[Exercise]:
Among the records below, find each line containing the word "this" and copy it.

━━━

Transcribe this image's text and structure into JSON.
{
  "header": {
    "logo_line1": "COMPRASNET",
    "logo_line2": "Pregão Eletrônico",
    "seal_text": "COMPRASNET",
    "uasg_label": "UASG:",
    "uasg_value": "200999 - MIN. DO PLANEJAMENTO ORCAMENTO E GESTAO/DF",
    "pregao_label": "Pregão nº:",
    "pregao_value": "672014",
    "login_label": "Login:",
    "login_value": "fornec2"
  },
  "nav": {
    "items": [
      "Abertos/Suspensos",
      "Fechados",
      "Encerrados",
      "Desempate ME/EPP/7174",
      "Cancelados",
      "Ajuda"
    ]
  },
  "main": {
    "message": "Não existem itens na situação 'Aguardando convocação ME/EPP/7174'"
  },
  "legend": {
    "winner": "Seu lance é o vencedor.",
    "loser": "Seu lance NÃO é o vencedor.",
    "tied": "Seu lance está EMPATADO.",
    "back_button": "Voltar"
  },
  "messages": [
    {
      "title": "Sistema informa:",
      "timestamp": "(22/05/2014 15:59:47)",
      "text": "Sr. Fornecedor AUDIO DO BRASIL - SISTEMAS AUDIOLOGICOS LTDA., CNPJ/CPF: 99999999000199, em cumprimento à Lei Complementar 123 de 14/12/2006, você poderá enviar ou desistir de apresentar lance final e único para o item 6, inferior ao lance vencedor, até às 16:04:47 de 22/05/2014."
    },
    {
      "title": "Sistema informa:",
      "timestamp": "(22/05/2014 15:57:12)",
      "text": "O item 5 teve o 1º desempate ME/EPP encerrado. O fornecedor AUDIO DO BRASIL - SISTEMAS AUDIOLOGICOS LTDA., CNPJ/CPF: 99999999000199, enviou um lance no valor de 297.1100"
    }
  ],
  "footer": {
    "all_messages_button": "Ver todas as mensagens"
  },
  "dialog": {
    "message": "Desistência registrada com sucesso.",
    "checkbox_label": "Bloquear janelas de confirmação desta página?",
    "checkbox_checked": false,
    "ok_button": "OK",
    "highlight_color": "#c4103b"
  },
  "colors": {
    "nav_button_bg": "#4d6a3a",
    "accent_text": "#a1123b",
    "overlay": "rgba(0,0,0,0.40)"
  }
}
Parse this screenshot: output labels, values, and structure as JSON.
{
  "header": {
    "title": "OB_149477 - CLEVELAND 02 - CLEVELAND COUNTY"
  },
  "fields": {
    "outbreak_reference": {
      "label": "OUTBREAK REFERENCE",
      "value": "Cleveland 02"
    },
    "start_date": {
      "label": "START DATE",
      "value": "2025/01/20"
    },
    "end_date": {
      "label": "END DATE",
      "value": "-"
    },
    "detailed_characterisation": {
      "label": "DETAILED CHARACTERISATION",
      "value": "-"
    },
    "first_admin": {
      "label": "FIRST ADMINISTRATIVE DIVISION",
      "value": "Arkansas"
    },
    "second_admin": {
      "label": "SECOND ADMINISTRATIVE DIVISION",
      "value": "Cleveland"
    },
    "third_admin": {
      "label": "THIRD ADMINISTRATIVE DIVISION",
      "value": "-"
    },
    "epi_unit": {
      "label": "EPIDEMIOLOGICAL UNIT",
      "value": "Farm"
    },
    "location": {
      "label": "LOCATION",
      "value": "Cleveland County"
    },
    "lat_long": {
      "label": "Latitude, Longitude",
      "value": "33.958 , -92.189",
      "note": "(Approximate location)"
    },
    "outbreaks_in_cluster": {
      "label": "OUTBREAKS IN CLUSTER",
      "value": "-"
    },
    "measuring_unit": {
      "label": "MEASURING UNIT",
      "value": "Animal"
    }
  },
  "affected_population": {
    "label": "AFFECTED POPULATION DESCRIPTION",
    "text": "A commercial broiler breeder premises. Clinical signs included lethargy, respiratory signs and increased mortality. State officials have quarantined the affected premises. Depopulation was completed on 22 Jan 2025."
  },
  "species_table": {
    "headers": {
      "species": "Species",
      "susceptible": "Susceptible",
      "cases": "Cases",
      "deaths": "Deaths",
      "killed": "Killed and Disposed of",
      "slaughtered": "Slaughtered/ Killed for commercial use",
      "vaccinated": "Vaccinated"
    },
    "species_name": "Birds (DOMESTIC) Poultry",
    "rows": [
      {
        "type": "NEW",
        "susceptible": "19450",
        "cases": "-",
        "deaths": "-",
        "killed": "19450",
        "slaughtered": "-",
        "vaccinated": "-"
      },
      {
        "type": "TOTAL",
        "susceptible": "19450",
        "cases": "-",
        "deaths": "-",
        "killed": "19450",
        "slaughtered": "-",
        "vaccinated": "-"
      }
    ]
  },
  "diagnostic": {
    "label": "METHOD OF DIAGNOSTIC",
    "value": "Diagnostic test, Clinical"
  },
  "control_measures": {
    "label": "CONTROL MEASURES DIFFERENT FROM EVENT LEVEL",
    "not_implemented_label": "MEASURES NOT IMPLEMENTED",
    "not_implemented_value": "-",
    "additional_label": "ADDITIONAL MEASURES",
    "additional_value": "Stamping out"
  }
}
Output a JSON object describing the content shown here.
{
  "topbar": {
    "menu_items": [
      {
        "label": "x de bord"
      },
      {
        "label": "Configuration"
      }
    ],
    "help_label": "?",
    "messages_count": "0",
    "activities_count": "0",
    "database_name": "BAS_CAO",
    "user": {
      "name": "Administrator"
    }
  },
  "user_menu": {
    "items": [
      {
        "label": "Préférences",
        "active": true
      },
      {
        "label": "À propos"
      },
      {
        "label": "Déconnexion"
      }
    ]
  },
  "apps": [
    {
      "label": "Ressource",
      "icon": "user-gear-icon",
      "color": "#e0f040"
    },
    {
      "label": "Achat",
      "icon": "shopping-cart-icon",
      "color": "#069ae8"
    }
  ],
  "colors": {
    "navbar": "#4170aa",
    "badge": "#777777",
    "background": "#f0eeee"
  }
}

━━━

[Solution to the problem]:
Transcribe this image's text and structure into JSON.
Parse this screenshot: output labels, values, and structure as JSON.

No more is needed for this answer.